The star is known as HD 140283. But it also has a nickname -- the Methuselah Star. That’s because measurements of its age say it’s at least 13 and a half billion years old, and perhaps a good bit older. Since the universe itself is only about 13.8 billion years old, that makes the star one of the oldest around.
Astronomers have pieced together several bits of evidence to arrive at the star’s age. The key bit is its composition. HD 140283 has very low levels of heavy elements -- anything other than hydrogen and helium, the simplest elements. Heavier elements were created in the hearts of earlier stars, then spewed into space when those stars died. The Sun has relatively large amounts of these elements, which tells us that it followed many generations of stars.

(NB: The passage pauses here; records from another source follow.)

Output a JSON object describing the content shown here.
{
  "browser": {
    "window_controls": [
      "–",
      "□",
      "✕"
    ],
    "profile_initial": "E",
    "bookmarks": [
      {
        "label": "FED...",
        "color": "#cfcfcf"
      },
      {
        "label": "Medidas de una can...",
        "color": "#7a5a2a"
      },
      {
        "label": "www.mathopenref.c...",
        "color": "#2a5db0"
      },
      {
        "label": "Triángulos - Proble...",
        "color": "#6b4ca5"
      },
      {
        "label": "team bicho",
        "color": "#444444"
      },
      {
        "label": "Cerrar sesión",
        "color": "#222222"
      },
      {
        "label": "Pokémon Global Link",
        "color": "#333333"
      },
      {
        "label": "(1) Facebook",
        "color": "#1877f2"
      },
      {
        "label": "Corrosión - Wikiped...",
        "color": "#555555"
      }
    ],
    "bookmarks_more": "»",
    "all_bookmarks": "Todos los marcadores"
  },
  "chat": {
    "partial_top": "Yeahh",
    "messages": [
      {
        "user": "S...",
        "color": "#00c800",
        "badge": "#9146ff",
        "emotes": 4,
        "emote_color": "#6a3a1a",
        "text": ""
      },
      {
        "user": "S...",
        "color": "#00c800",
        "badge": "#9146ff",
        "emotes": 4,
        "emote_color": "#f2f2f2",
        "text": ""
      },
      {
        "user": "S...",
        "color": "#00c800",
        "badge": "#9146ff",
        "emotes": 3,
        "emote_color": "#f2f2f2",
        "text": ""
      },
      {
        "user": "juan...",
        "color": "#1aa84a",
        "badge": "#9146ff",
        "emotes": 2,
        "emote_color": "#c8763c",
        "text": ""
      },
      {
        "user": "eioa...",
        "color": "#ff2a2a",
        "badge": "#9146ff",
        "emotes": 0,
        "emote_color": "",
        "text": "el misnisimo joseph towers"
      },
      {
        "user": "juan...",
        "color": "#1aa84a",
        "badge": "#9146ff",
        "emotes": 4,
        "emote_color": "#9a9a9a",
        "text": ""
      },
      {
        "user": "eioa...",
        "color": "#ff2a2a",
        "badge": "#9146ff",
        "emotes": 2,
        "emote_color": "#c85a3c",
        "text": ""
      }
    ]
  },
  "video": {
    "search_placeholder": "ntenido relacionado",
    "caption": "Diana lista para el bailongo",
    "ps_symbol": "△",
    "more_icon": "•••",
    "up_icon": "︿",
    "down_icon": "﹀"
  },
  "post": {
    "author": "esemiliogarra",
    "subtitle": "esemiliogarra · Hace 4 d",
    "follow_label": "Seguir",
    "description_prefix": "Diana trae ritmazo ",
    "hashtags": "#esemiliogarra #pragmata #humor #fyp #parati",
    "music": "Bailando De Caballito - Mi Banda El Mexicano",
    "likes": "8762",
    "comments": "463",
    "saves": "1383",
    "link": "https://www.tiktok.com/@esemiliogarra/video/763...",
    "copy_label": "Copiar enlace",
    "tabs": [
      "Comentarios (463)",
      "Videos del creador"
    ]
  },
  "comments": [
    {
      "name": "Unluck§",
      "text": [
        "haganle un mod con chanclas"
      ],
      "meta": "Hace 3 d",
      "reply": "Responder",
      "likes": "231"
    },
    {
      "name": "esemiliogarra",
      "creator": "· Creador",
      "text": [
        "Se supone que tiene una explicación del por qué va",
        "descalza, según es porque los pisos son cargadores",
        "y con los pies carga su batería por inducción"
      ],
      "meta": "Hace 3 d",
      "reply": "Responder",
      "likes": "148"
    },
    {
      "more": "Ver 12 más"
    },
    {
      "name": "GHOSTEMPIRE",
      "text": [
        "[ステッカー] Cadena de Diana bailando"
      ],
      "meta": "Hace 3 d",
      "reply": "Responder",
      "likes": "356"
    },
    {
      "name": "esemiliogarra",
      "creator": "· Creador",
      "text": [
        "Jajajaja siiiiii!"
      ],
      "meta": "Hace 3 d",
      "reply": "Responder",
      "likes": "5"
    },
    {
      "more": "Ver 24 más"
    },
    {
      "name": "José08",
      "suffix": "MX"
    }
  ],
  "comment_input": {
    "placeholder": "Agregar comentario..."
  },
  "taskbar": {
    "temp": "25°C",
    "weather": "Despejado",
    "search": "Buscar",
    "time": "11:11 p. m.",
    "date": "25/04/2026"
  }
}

HD 140283 has less than half a percent as much iron as the Sun, with slightly higher levels of oxygen and a few other elements. Those abundances tell astronomers the star must have been born when the universe was in its infancy. That makes it one of the older stars around -- and the oldest in our region of the galaxy.
Script by Damond Benningfield